Healthcare coverage in the U.S. neared a tipping point today, as the American Health Care Act (AHCA) - the proposed replacement to the Affordable Care Act (ACA) introduced by the Obama administration seven years ago – neared a Congressional vote. The vote was postponed at the 11th hour, after it became clear that it wouldn’t have enough support to pass the House of Representatives. Healthcare is an unbelievably complex issue, and we are glad to see that the delayed vote will prompt further discussions on the future of healthcare in the United States.

In its current form, the proposed AHCA is particularly troubling for people with prediabetes and diabetes, and for the diabetes field as a whole. This is especially true because the proposed plan shows the greatest increase in premiums for those in their 50s and early 60s (before qualifying for Medicare). Prediabetes rates increase with age, and with this comes an increase in the number of people living with and being diagnosed with type 2 diabetes. The proposed bill would raise costs for the very group that is at the highest risk for diabetes and the complications that can come with it. The Congressional Budget Office estimated that 24 million more people will be uninsured under the proposed AHCA than there are today – we suspect that these reductions in coverage will disproportionately occur among groups with the highest diabetes risk, including low-income Americans and people over the age of 50. Among Americans age 65 and over, 83% have either diabetes or prediabetes. As Americans move toward that age, we certainly don't want them to be unduly burdened in their efforts to be healthy as possible. And we don't want them to bear excessive costs either.
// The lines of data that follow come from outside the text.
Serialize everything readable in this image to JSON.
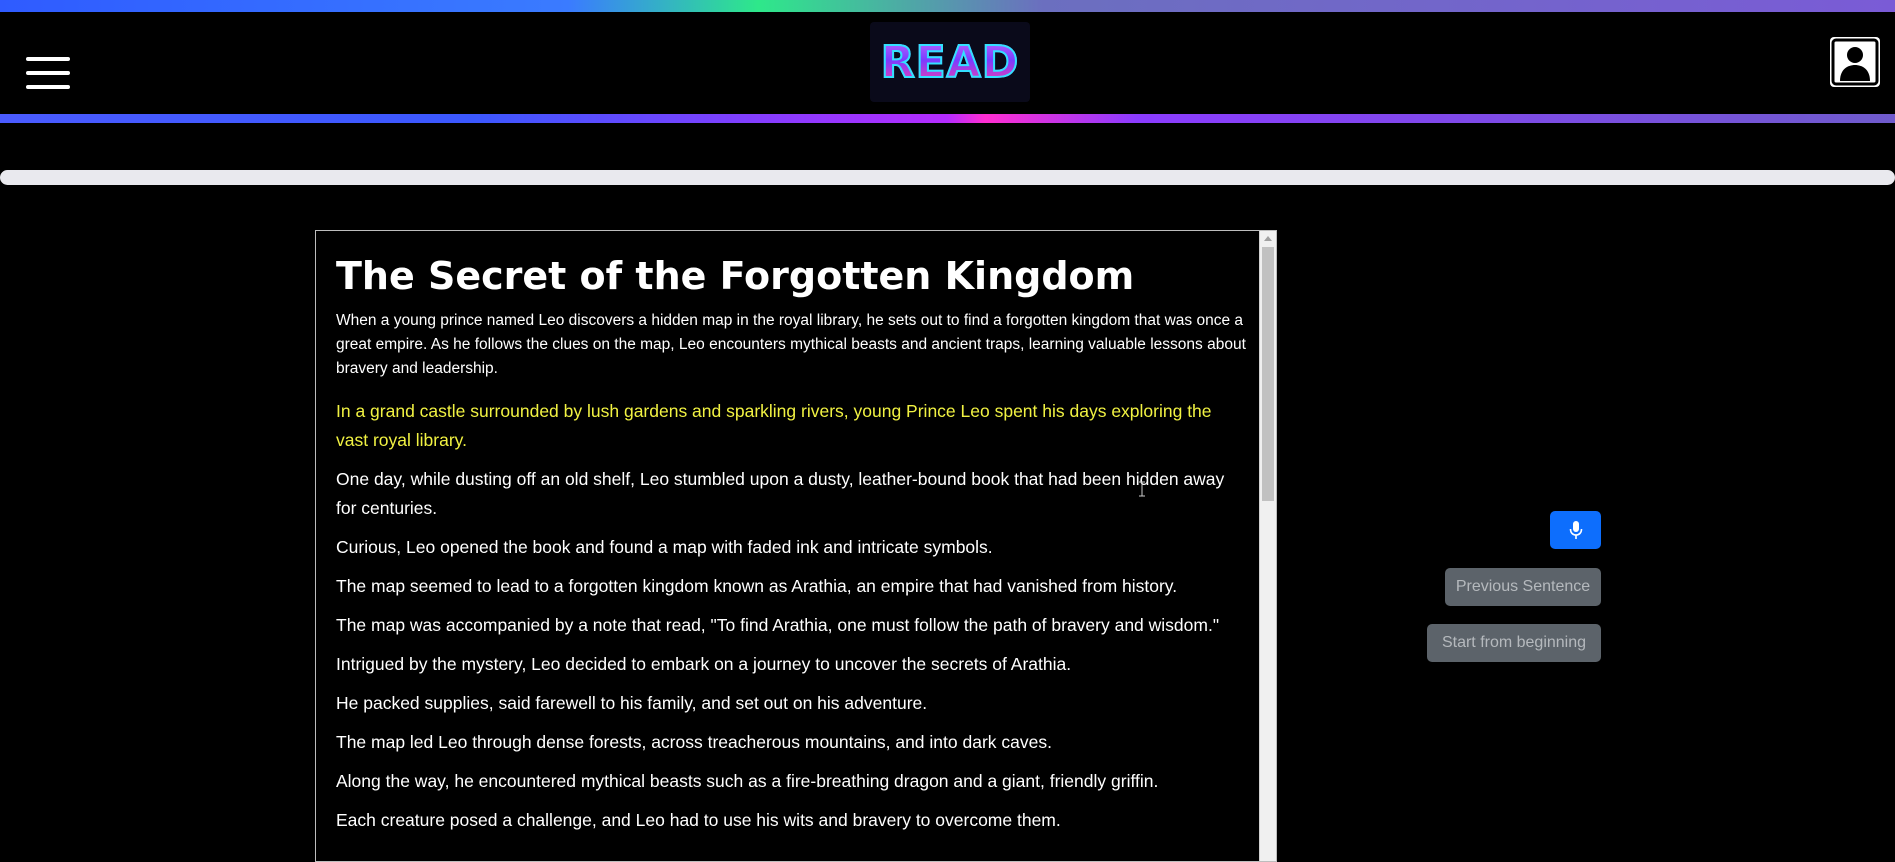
{
  "app": {
    "logo_text": "READ"
  },
  "header": {
    "menu_icon": "hamburger-menu-icon",
    "profile_icon": "user-profile-icon"
  },
  "progress": {
    "value_fraction": 0.0
  },
  "story": {
    "title": "The Secret of the Forgotten Kingdom",
    "summary": "When a young prince named Leo discovers a hidden map in the royal library, he sets out to find a forgotten kingdom that was once a great empire. As he follows the clues on the map, Leo encounters mythical beasts and ancient traps, learning valuable lessons about bravery and leadership.",
    "sentences": [
      "In a grand castle surrounded by lush gardens and sparkling rivers, young Prince Leo spent his days exploring the vast royal library.",
      "One day, while dusting off an old shelf, Leo stumbled upon a dusty, leather-bound book that had been hidden away for centuries.",
      "Curious, Leo opened the book and found a map with faded ink and intricate symbols.",
      "The map seemed to lead to a forgotten kingdom known as Arathia, an empire that had vanished from history.",
      "The map was accompanied by a note that read, \"To find Arathia, one must follow the path of bravery and wisdom.\"",
      "Intrigued by the mystery, Leo decided to embark on a journey to uncover the secrets of Arathia.",
      "He packed supplies, said farewell to his family, and set out on his adventure.",
      "The map led Leo through dense forests, across treacherous mountains, and into dark caves.",
      "Along the way, he encountered mythical beasts such as a fire-breathing dragon and a giant, friendly griffin.",
      "Each creature posed a challenge, and Leo had to use his wits and bravery to overcome them."
    ],
    "active_sentence_index": 0
  },
  "controls": {
    "mic_icon": "microphone-icon",
    "previous_label": "Previous Sentence",
    "start_label": "Start from beginning"
  },
  "colors": {
    "highlight": "#f1f242",
    "mic_button": "#0d6efd",
    "secondary_button": "#5c636a"
  }
}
We have often said that diabetes is the public health challenge of our generation – almost 30 million people in the United States have diabetes, and 8 million of those people don’t know it. Almost 90 million more are living with prediabetes. Diabetes and prediabetes come at a cost of over $300 billion per year in the United States. We strongly believe that one of the keys to reining in this cost is investment in prevention – prevention of type 2 diabetes in people who are at risk (e.g. with prediabetes), and prevention of complications for those living with diabetes.

The ACA as it stands (often called Obamacare) is far from a perfect system, and we hope the current discussion will lead to a serious look at some of its flaws for example, it has been associated with the shifting of health coverage extra costs from employers to employees. But the ACA had certain positives for chronic conditions like diabetes that we feel it is essential to keep, most notably 1) the requirement that insurers cover people with pre-existing conditions and, 2) the coverage of preventive services, including the plan to start covering diabetes prevention programs (DPPs) for people with prediabetes beginning in 2018.

We are glad to see that the proposed AHCA has kept coverage for pre-existing conditions, and we urge policymakers to maintain coverage for essential health benefits inlcuding preventive services. Given the delay of the House vote, there is obvious uncertainty about what will happen. In fact, as we were writing this, the headline broke: “Pass Health Bill or Obamacare Stays, Trump Tells the G.O.P.” Regardless if the ACA stays or goes, we urge that the ongoing debate sparks an increased look at the importance of health coverage and chronic conditions. As we said, diabetes is critical public health challenge of our generation. It is crucial that whatever changes come to the healthcare landscape, people with or at risk for prediabetes, diabetes, and other chronic conditions are still able to access and afford healthcare.